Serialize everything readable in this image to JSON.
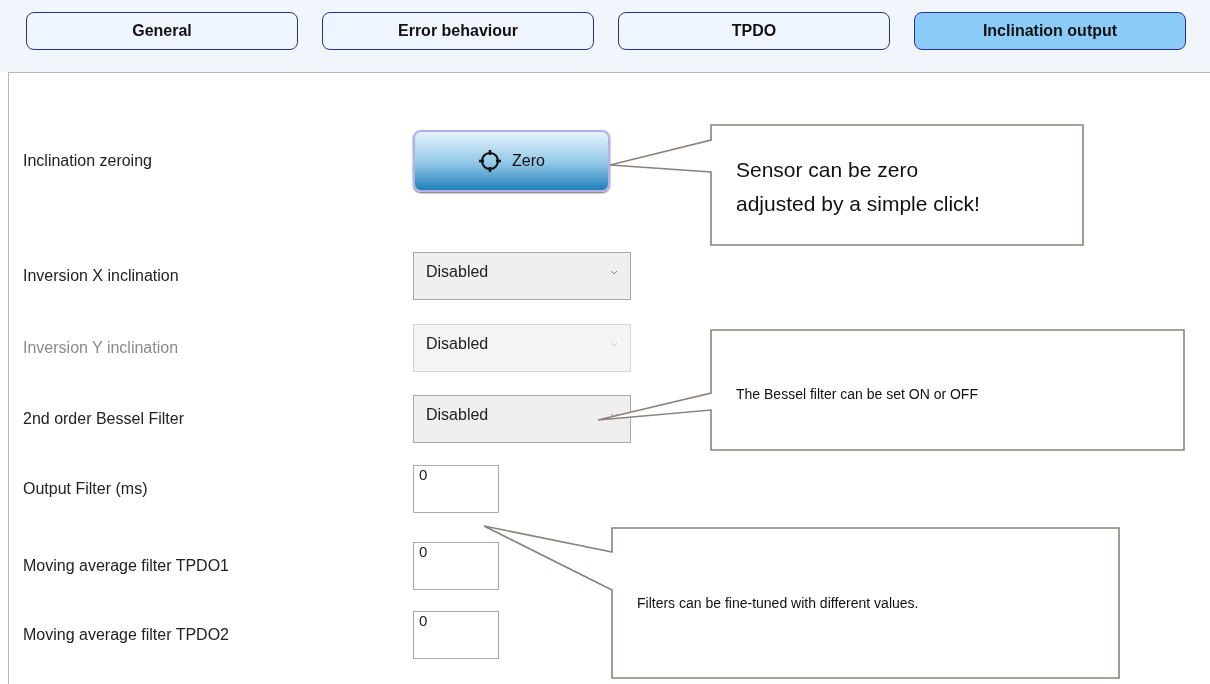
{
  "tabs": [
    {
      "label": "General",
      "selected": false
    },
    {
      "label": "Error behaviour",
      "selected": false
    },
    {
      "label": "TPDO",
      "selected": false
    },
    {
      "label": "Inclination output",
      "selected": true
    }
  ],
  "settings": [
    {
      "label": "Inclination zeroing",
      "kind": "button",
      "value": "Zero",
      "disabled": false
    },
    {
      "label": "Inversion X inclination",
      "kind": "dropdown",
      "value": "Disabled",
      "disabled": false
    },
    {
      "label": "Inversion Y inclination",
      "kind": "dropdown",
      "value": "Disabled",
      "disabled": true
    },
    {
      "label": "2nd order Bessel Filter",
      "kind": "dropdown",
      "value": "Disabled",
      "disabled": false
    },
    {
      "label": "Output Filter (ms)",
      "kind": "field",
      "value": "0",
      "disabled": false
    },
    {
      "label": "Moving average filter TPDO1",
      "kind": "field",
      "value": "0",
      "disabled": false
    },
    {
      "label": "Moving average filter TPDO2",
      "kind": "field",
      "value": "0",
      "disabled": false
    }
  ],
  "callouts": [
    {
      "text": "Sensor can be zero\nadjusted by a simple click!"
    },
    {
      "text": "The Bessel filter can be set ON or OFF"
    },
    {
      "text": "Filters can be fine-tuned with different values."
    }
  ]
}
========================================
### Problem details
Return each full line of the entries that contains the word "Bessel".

### Solution for this task
      "label": "2nd order Bessel Filter",
      "text": "The Bessel filter can be set ON or OFF"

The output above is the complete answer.